Last week, the National Transportation Safety Board (NTSB) called for all U.S. vehicles to come equipped with “connected-vehicle technology,” which would involve wireless components in every car that could allow them to then “talk” to one another.
This proposal followed the NTSB’s investigation of two bus accidents, both of which involved intersection collisions with trucks and resulted in the death of a student. The main focus was on the accident near Chesterfield, N.J., that killed an 11-year-old girl.
The National Highway Traffic Safety Association (NHTSA) said last May that they believed the technology is not close to complete, but NTSB chairman Deborah Hersman said at the board’s meeting last week that the “technology, more than anything else, holds great promise to protect lives and prevent injuries.” Hersman believes that the NHTSA will have the ability to require this technology in all highway vehicles.
While the NTSB is hopeful, incorporating that kind of technology will be an elaborate process that involves overhauling aftermarket component systems and unifying state and federal laws over the complicated subject of operating cars with automated systems.

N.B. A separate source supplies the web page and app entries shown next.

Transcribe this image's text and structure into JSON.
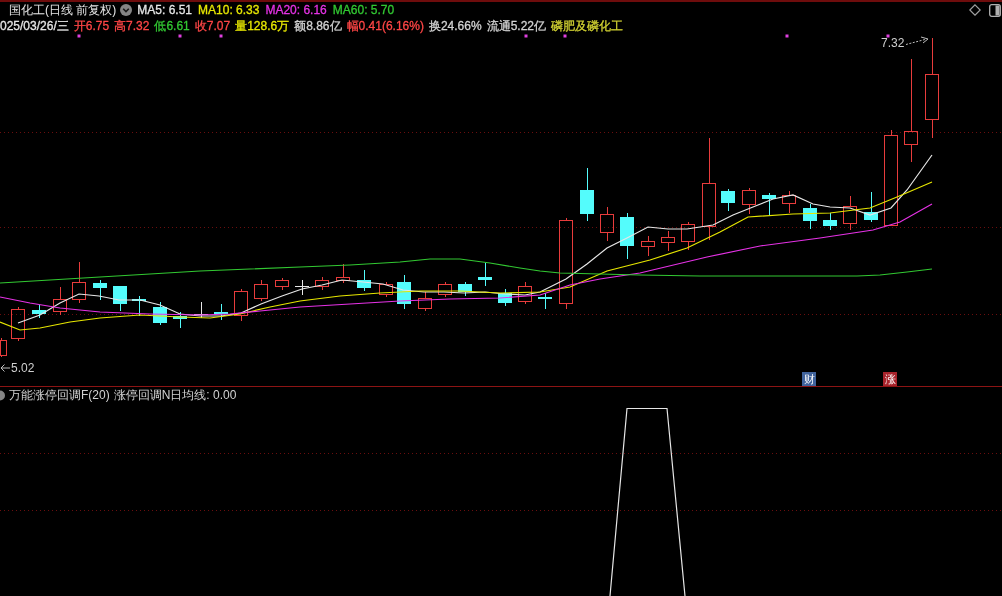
{
  "header": {
    "title": "国化工(日线 前复权)",
    "moving_averages": [
      {
        "label": "MA5: 6.51",
        "color": "#e6e6e6"
      },
      {
        "label": "MA10: 6.33",
        "color": "#e6e600"
      },
      {
        "label": "MA20: 6.16",
        "color": "#e632e6"
      },
      {
        "label": "MA60: 5.70",
        "color": "#32c832"
      }
    ],
    "quote": [
      {
        "label": "025/03/26/三",
        "color": "#e6e6e6"
      },
      {
        "label": "开6.75",
        "color": "#ff4646"
      },
      {
        "label": "高7.32",
        "color": "#ff4646"
      },
      {
        "label": "低6.61",
        "color": "#32c832"
      },
      {
        "label": "收7.07",
        "color": "#ff4646"
      },
      {
        "label": "量128.6万",
        "color": "#e6e600"
      },
      {
        "label": "额8.86亿",
        "color": "#d2d2d2"
      },
      {
        "label": "幅0.41(6.16%)",
        "color": "#ff4646"
      },
      {
        "label": "换24.66%",
        "color": "#d2d2d2"
      },
      {
        "label": "流通5.22亿",
        "color": "#d2d2d2"
      },
      {
        "label": "磷肥及磷化工",
        "color": "#d2d232"
      }
    ]
  },
  "chart": {
    "high_label": "7.32",
    "low_label": "5.02",
    "badges": [
      {
        "text": "财",
        "color": "#40639c"
      },
      {
        "text": "涨",
        "color": "#a8232b"
      }
    ]
  },
  "indicator": {
    "name": "万能涨停回调F(20)",
    "readings": [
      "涨停回调N日均线: 0.00"
    ]
  }
}
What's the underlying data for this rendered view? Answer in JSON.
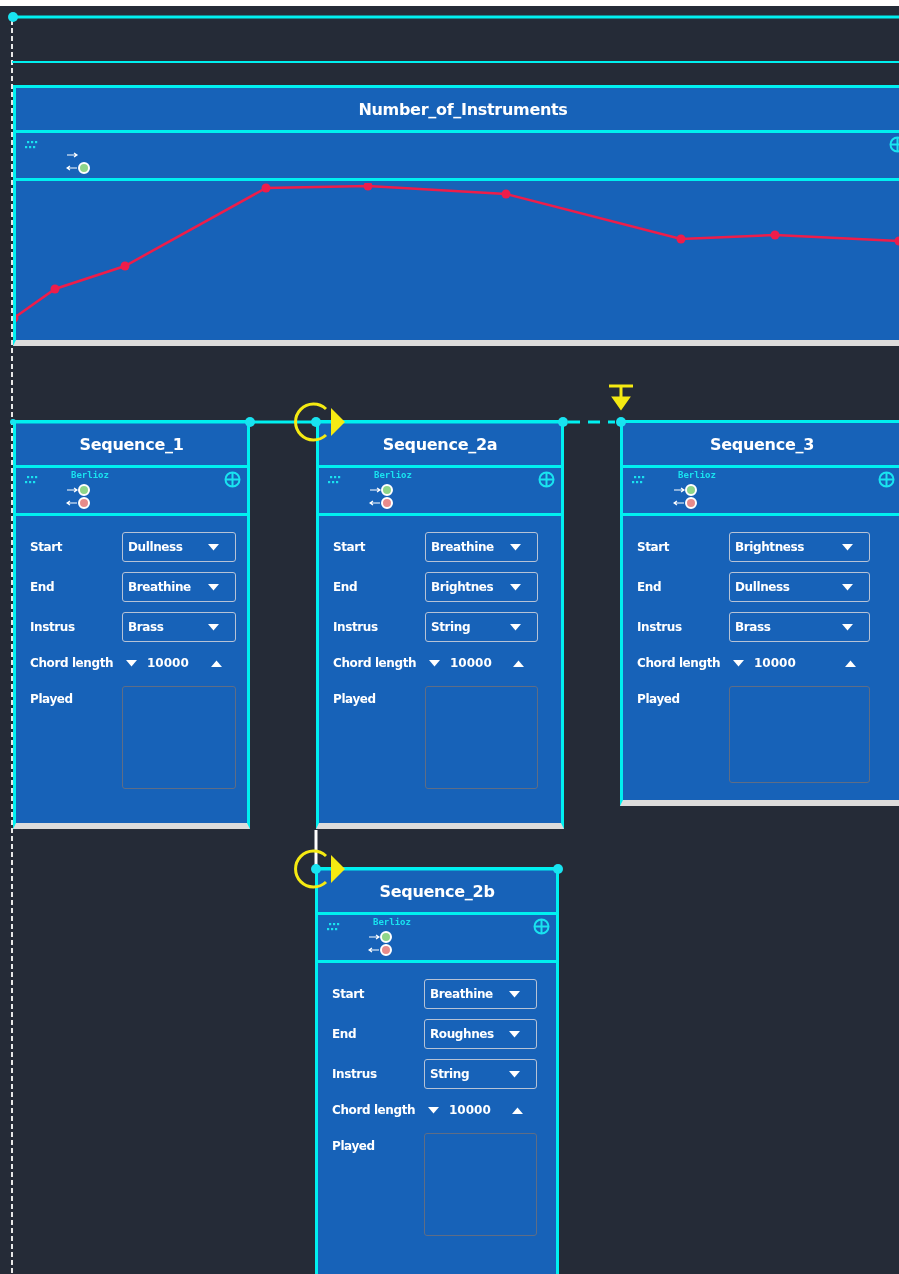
{
  "canvas": {
    "nodes": [
      {
        "kind": "chart",
        "title": "Number_of_Instruments"
      },
      {
        "kind": "sequence",
        "title": "Sequence_1",
        "composer": "Berlioz",
        "fields": [
          {
            "label": "Start",
            "value": "Dullness"
          },
          {
            "label": "End",
            "value": "Breathine"
          },
          {
            "label": "Instrus",
            "value": "Brass"
          }
        ],
        "chord_length": {
          "label": "Chord length",
          "value": "10000"
        },
        "played": {
          "label": "Played"
        }
      },
      {
        "kind": "sequence",
        "title": "Sequence_2a",
        "composer": "Berlioz",
        "fields": [
          {
            "label": "Start",
            "value": "Breathine"
          },
          {
            "label": "End",
            "value": "Brightnes"
          },
          {
            "label": "Instrus",
            "value": "String"
          }
        ],
        "chord_length": {
          "label": "Chord length",
          "value": "10000"
        },
        "played": {
          "label": "Played"
        }
      },
      {
        "kind": "sequence",
        "title": "Sequence_3",
        "composer": "Berlioz",
        "fields": [
          {
            "label": "Start",
            "value": "Brightness"
          },
          {
            "label": "End",
            "value": "Dullness"
          },
          {
            "label": "Instrus",
            "value": "Brass"
          }
        ],
        "chord_length": {
          "label": "Chord length",
          "value": "10000"
        },
        "played": {
          "label": "Played"
        }
      },
      {
        "kind": "sequence",
        "title": "Sequence_2b",
        "composer": "Berlioz",
        "fields": [
          {
            "label": "Start",
            "value": "Breathine"
          },
          {
            "label": "End",
            "value": "Roughnes"
          },
          {
            "label": "Instrus",
            "value": "String"
          }
        ],
        "chord_length": {
          "label": "Chord length",
          "value": "10000"
        },
        "played": {
          "label": "Played"
        }
      }
    ]
  }
}
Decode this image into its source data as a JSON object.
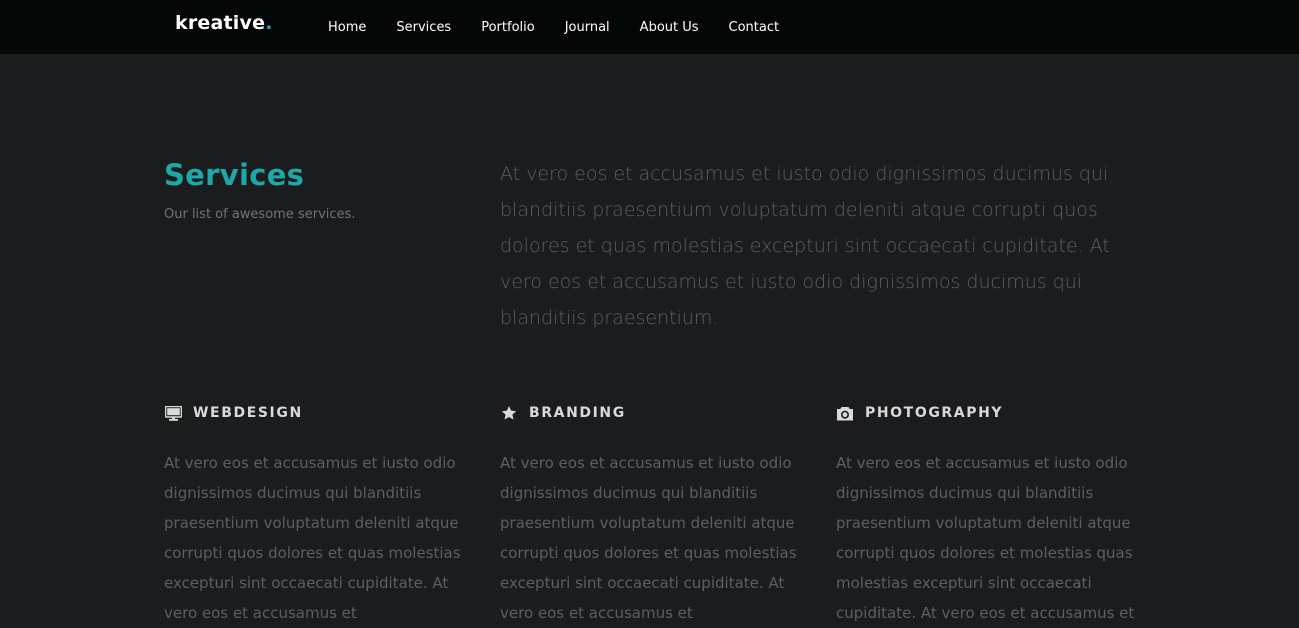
{
  "brand": {
    "name": "kreative",
    "dot": ".",
    "accent": "#1fa8a8"
  },
  "nav": {
    "items": [
      "Home",
      "Services",
      "Portfolio",
      "Journal",
      "About Us",
      "Contact"
    ]
  },
  "services_section": {
    "title": "Services",
    "subtitle": "Our list of awesome services.",
    "intro": "At vero eos et accusamus et iusto odio dignissimos ducimus qui blanditiis praesentium voluptatum deleniti atque corrupti quos dolores et quas molestias excepturi sint occaecati cupiditate. At vero eos et accusamus et iusto odio dignissimos ducimus qui blanditiis praesentium."
  },
  "services": [
    {
      "icon": "monitor-icon",
      "title": "WEBDESIGN",
      "text": "At vero eos et accusamus et iusto odio dignissimos ducimus qui blanditiis praesentium voluptatum deleniti atque corrupti quos dolores et quas molestias excepturi sint occaecati cupiditate. At vero eos et accusamus et"
    },
    {
      "icon": "star-icon",
      "title": "BRANDING",
      "text": "At vero eos et accusamus et iusto odio dignissimos ducimus qui blanditiis praesentium voluptatum deleniti atque corrupti quos dolores et quas molestias excepturi sint occaecati cupiditate. At vero eos et accusamus et"
    },
    {
      "icon": "camera-icon",
      "title": "PHOTOGRAPHY",
      "text": "At vero eos et accusamus et iusto odio dignissimos ducimus qui blanditiis praesentium voluptatum deleniti atque corrupti quos dolores et molestias quas molestias excepturi sint occaecati cupiditate. At vero eos et accusamus et"
    }
  ]
}
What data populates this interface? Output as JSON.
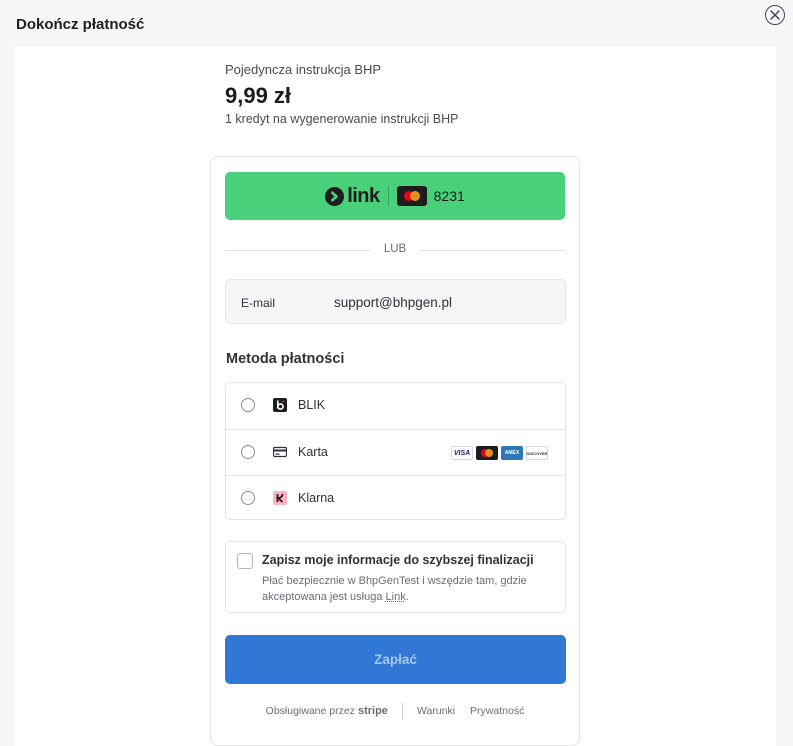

Despite the difficulty in establishing this kind of required technology, it is being studied in-depth across the country. The NHTSA began a yearlong study of 3,000 vehicles last August in Ann Arbor, Mich. This study uses technology similar to Wi-Fi that sends electronic data between cars, which would then notify the driver with a hazard warning in dangerous situations. The test focused on intersections, one of the main problem areas the NTSB was also focusing on in their discussion of connected vehicles.
Unfortunately, the investigation of the New Jersey bus crash showed that many other factors were involved in the accident that could be prevented without connected-car technology. For instance, the bus driver was fatigued and using sedatives, which could have been prevented if he went through a more elaborate screening process. Had all his medications been disclosed, he likely wouldn’t have been issued a license in the first place. Seatbelts on the bus, something that the NTSB is recommending to New Jersey authorities, also could have made a difference.
Overall, though the process of development is complicated and long, connected vehicles could be an important contribution to future traffic safety.
“Vehicle-to-vehicle communication has the potential to be the ultimate game-changer in roadway safety,” NHTSA Administrator David Strickland said, “but we need to understand how to apply the technology in an effective way in the real world.”
Without further testing, this technology seems to be far in the future. However, it seems to be on its way nonetheless.
[Source: NBC News]